Thankfully, squashes last a long time when kept in a cool, dry place and we get to enjoy it for months after picking them. I love to incorporate winter squash into all sorts of dishes, from cakes to breads to lasagne but if we had to choose a favourite, this recipe would definitely be the one. This year we made it more than any other squash recipe combined; it’s easy, versatile and goes beautifully with all kinds of main courses.
Adapted from Kalyn’s Kitchen
- 1 medium butternut squash
- Garlic infused extra-virgin olive oil
- 2 tsp fresh rosemary
- Sea salt and fresh ground black pepper to taste
- ½ cup hazelnuts (skin on), coarsely chopped
- 1/3 cup Gorgonzola cheese
Preheat the oven to 425F. Peel and halve the butternut squash, remove the seeds and cut it into 1 inch pieces, transfer to the baking tray and toss with the olive oil, rosemary and season with salt and pepper. Bake for about 35 minutes or until the squash is tender and lightly caramelized, add the chopped hazelnuts and bake for another 5-10 minutes or so. Remove from the oven and let it cool for a few minutes, transfer to a serving bowl, add the gorgonzola and serve warm.
A little piece of these brownies goes a very long way, they are rich, dense and fudgy, if you are looking for a light, cakey brownie recipe, this is definitely not the one. I have watched Barefoot Contessa make these brownies on food network multiple times, read and drooled over the picture in her book but could not just melt a pound of butter and chocolate as the base of a recipe, then, I scaled down the recipe just to be able to try it. I cut it into 9 squares and that makes a healthy portion for most people. Since you really only taste the chocolate, I really recommend using the very best quality chocolate and fresh walnuts.
The recipe is simple, no need for a mixer, just couple of bowls and a spatula is enough but there I have an important tip, once it’s baked, make sure to cool it to room temperature and then refrigerate it, because although it’s fully cooked, it’s also very soft, you can’t cut once it comes out of the oven.
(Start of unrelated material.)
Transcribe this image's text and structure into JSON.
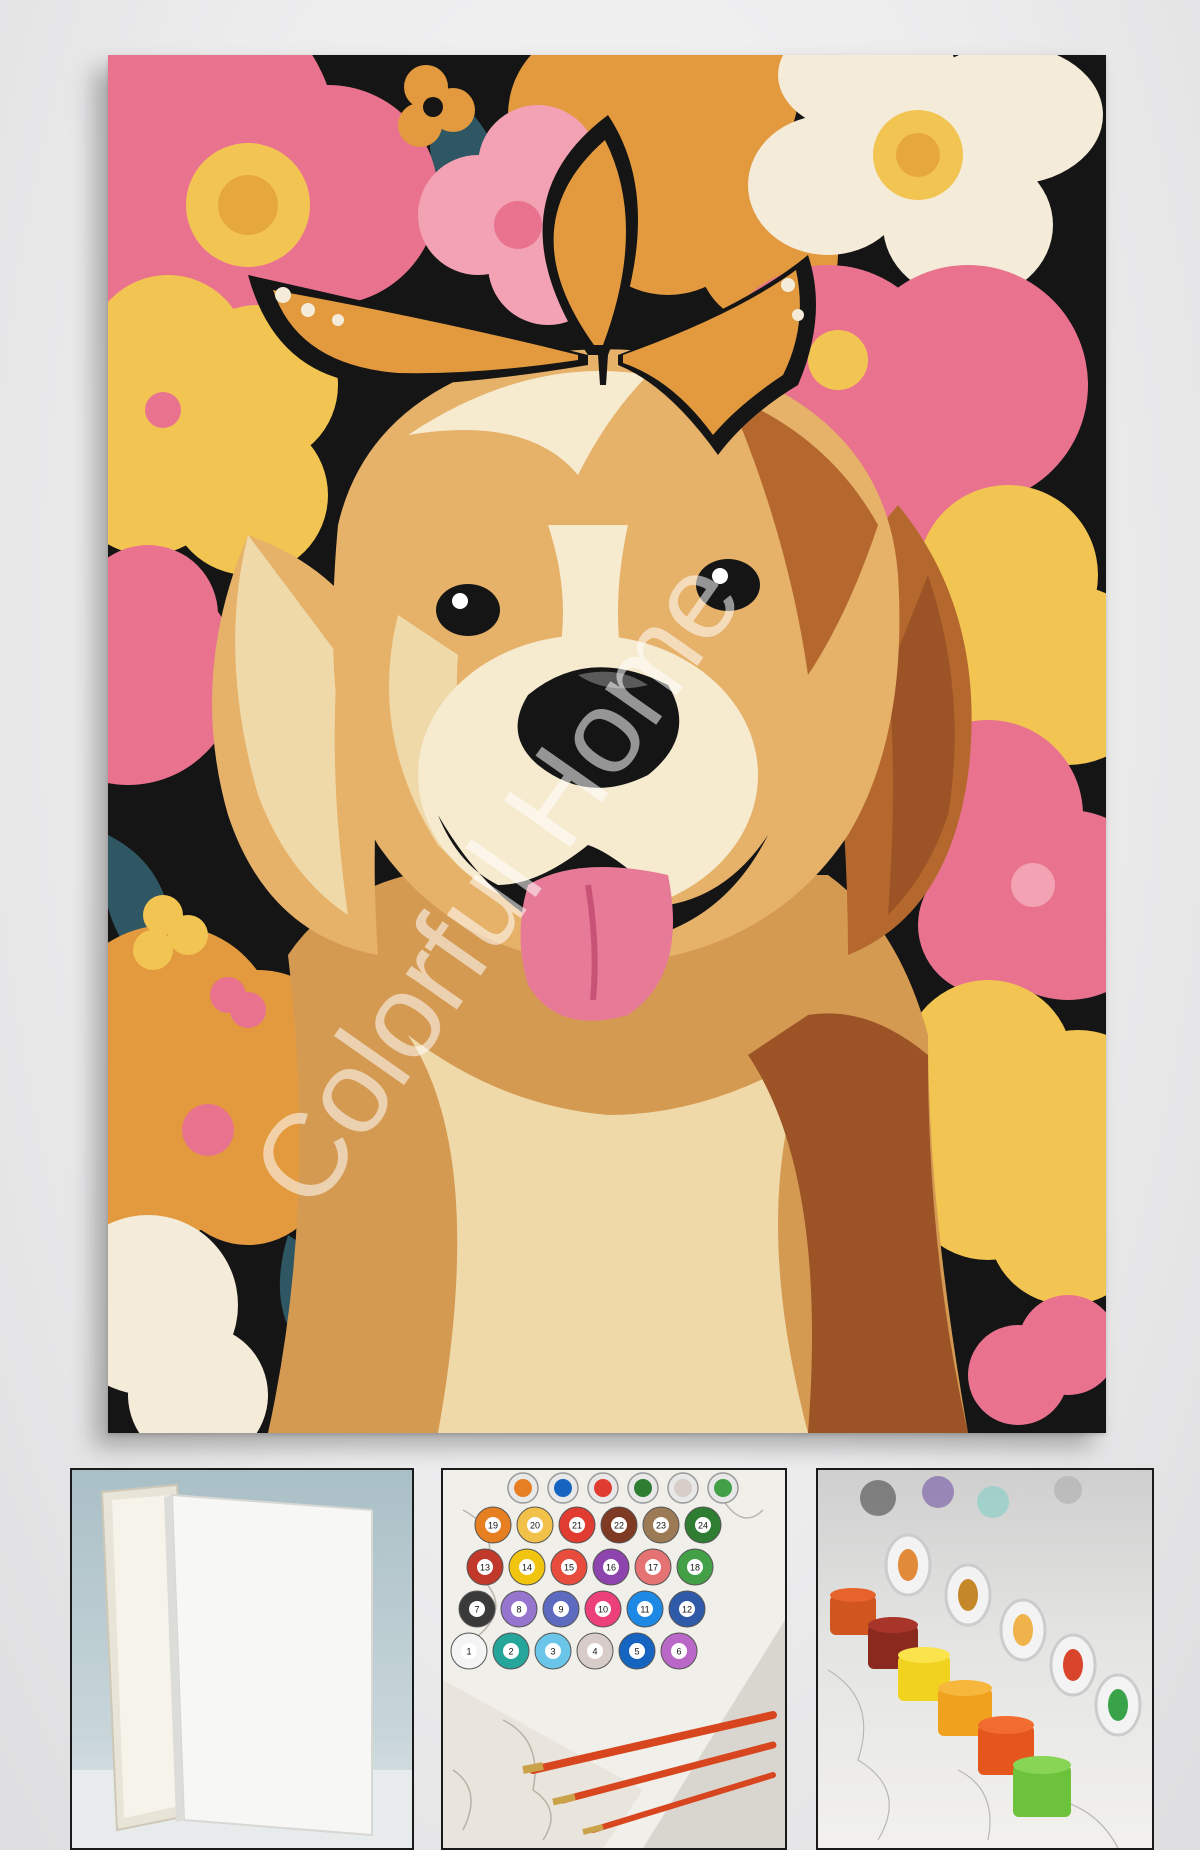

So, cooling to room temperature and refrigerating before cutting is important.
By the way, these brownies freeze beautifully, I froze a few pieces just to experiment and I was really impressed by how fresh they tasted.
Adapted from: Barefoot Contessa Parties
- 10 tbsp unsalted butter
- 10 oz. dark chocolate (I used 70%)
- 2 ounces unsweetened chocolate
- 2 extra-large eggs
- ½ tablespoons instant coffee granules
- 1 tsp pure vanilla extract
- 3/4 cup sugar (I used 2/3 cup)
- 1/3 cup all-purpose flour plus 1 tbsp to toss the chocolate and walnuts
- 1 tsp baking powder
- Pinch of salt
- 1 cup chopped walnuts
- 4 oz. chocolate, chopped (or chocolate chips)
Butter and flour an 8×8 baking dish, set aside, preheat the oven to 350F.
Melt the butter, chocolate and unsweetened chocolate, let it cool to room temperature. In a large bowl mix the eggs, the instant coffee, vanilla and sugar (do not incorporate air into it), pour the melted chocolate and butter into the egg mixture and stir to combine, add the flour, baking powder and salt.
In a small bowl toss the walnuts and chocolate with a tablespoon of flour and add to the brownie batter, pour it into the prepared baking pan, smooth the top with a spatula and bake until it’s set and a skewer inserted in the middle comes out clean.
Let it cool to room temperature and refrigerate for a few hours or overnight, remove from the fridge, let it stand at room temperature for half an hour or so and cut into squares.